WORK INSTRUCTIONS: Exact copies of the records below are required.

+--

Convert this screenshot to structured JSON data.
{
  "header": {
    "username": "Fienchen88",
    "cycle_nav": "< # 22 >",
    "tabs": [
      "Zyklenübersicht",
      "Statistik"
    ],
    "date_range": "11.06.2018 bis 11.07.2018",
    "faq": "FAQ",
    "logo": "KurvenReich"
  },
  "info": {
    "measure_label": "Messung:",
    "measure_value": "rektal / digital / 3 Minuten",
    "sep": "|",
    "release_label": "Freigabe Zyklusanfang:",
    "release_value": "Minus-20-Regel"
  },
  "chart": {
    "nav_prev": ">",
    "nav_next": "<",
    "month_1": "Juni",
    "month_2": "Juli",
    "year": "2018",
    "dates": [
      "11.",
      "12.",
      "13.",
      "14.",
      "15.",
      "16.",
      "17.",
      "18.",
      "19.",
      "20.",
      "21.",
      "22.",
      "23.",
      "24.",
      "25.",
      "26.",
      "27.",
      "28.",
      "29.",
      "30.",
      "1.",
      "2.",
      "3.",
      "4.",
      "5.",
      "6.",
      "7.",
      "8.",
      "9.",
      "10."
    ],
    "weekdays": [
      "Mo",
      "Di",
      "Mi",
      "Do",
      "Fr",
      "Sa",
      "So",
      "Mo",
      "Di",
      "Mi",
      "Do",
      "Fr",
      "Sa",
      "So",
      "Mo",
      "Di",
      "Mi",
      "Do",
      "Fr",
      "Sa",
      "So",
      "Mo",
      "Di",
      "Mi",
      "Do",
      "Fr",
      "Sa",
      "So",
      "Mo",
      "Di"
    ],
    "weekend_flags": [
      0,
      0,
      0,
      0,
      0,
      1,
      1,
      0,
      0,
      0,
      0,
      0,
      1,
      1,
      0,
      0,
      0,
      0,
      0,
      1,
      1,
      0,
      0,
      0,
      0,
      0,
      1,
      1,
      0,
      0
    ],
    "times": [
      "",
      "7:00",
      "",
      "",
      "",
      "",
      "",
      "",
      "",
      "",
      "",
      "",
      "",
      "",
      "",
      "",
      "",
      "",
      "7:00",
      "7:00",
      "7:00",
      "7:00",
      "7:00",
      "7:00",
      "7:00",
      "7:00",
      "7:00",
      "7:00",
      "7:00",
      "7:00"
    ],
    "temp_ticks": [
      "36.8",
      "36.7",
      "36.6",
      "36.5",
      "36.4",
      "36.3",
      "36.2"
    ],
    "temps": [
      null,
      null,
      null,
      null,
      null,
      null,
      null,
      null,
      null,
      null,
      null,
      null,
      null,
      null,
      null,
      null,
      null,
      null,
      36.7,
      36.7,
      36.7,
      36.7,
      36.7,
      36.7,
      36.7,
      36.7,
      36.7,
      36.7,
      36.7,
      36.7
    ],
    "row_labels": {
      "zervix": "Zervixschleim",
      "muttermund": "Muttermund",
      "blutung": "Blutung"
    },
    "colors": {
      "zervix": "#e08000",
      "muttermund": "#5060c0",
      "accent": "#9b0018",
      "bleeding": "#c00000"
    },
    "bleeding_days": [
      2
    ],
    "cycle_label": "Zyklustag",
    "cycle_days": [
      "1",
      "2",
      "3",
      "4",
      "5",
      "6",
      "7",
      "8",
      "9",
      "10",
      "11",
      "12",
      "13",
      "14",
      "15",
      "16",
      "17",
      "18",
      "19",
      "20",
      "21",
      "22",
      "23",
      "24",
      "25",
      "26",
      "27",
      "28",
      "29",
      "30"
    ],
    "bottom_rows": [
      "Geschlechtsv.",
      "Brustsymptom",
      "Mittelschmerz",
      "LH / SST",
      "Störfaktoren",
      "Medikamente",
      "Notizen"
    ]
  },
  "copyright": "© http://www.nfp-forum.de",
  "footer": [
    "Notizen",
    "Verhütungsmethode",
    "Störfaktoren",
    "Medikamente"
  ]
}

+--

FINAL ANSWER:
Convert this screenshot to structured JSON data.
{
  "header": {
    "username": "Fienchen88",
    "cycle_nav": "< # 22 >",
    "tabs": [
      "Zyklenübersicht",
      "Statistik"
    ],
    "date_range": "11.06.2018 bis 11.07.2018",
    "faq": "FAQ",
    "logo": "KurvenReich"
  },
  "info": {
    "measure_label": "Messung:",
    "measure_value": "rektal / digital / 3 Minuten",
    "sep": "|",
    "release_label": "Freigabe Zyklusanfang:",
    "release_value": "Minus-20-Regel"
  },
  "chart": {
    "nav_prev": ">",
    "nav_next": "<",
    "month_1": "Juni",
    "month_2": "Juli",
    "year": "2018",
    "dates": [
      "11.",
      "12.",
      "13.",
      "14.",
      "15.",
      "16.",
      "17.",
      "18.",
      "19.",
      "20.",
      "21.",
      "22.",
      "23.",
      "24.",
      "25.",
      "26.",
      "27.",
      "28.",
      "29.",
      "30.",
      "1.",
      "2.",
      "3.",
      "4.",
      "5.",
      "6.",
      "7.",
      "8.",
      "9.",
      "10."
    ],
    "weekdays": [
      "Mo",
      "Di",
      "Mi",
      "Do",
      "Fr",
      "Sa",
      "So",
      "Mo",
      "Di",
      "Mi",
      "Do",
      "Fr",
      "Sa",
      "So",
      "Mo",
      "Di",
      "Mi",
      "Do",
      "Fr",
      "Sa",
      "So",
      "Mo",
      "Di",
      "Mi",
      "Do",
      "Fr",
      "Sa",
      "So",
      "Mo",
      "Di"
    ],
    "weekend_flags": [
      0,
      0,
      0,
      0,
      0,
      1,
      1,
      0,
      0,
      0,
      0,
      0,
      1,
      1,
      0,
      0,
      0,
      0,
      0,
      1,
      1,
      0,
      0,
      0,
      0,
      0,
      1,
      1,
      0,
      0
    ],
    "times": [
      "",
      "7:00",
      "",
      "",
      "",
      "",
      "",
      "",
      "",
      "",
      "",
      "",
      "",
      "",
      "",
      "",
      "",
      "",
      "7:00",
      "7:00",
      "7:00",
      "7:00",
      "7:00",
      "7:00",
      "7:00",
      "7:00",
      "7:00",
      "7:00",
      "7:00",
      "7:00"
    ],
    "temp_ticks": [
      "36.8",
      "36.7",
      "36.6",
      "36.5",
      "36.4",
      "36.3",
      "36.2"
    ],
    "temps": [
      null,
      null,
      null,
      null,
      null,
      null,
      null,
      null,
      null,
      null,
      null,
      null,
      null,
      null,
      null,
      null,
      null,
      null,
      36.7,
      36.7,
      36.7,
      36.7,
      36.7,
      36.7,
      36.7,
      36.7,
      36.7,
      36.7,
      36.7,
      36.7
    ],
    "row_labels": {
      "zervix": "Zervixschleim",
      "muttermund": "Muttermund",
      "blutung": "Blutung"
    },
    "colors": {
      "zervix": "#e08000",
      "muttermund": "#5060c0",
      "accent": "#9b0018",
      "bleeding": "#c00000"
    },
    "bleeding_days": [
      2
    ],
    "cycle_label": "Zyklustag",
    "cycle_days": [
      "1",
      "2",
      "3",
      "4",
      "5",
      "6",
      "7",
      "8",
      "9",
      "10",
      "11",
      "12",
      "13",
      "14",
      "15",
      "16",
      "17",
      "18",
      "19",
      "20",
      "21",
      "22",
      "23",
      "24",
      "25",
      "26",
      "27",
      "28",
      "29",
      "30"
    ],
    "bottom_rows": [
      "Geschlechtsv.",
      "Brustsymptom",
      "Mittelschmerz",
      "LH / SST",
      "Störfaktoren",
      "Medikamente",
      "Notizen"
    ]
  },
  "copyright": "© http://www.nfp-forum.de",
  "footer": [
    "Notizen",
    "Verhütungsmethode",
    "Störfaktoren",
    "Medikamente"
  ]
}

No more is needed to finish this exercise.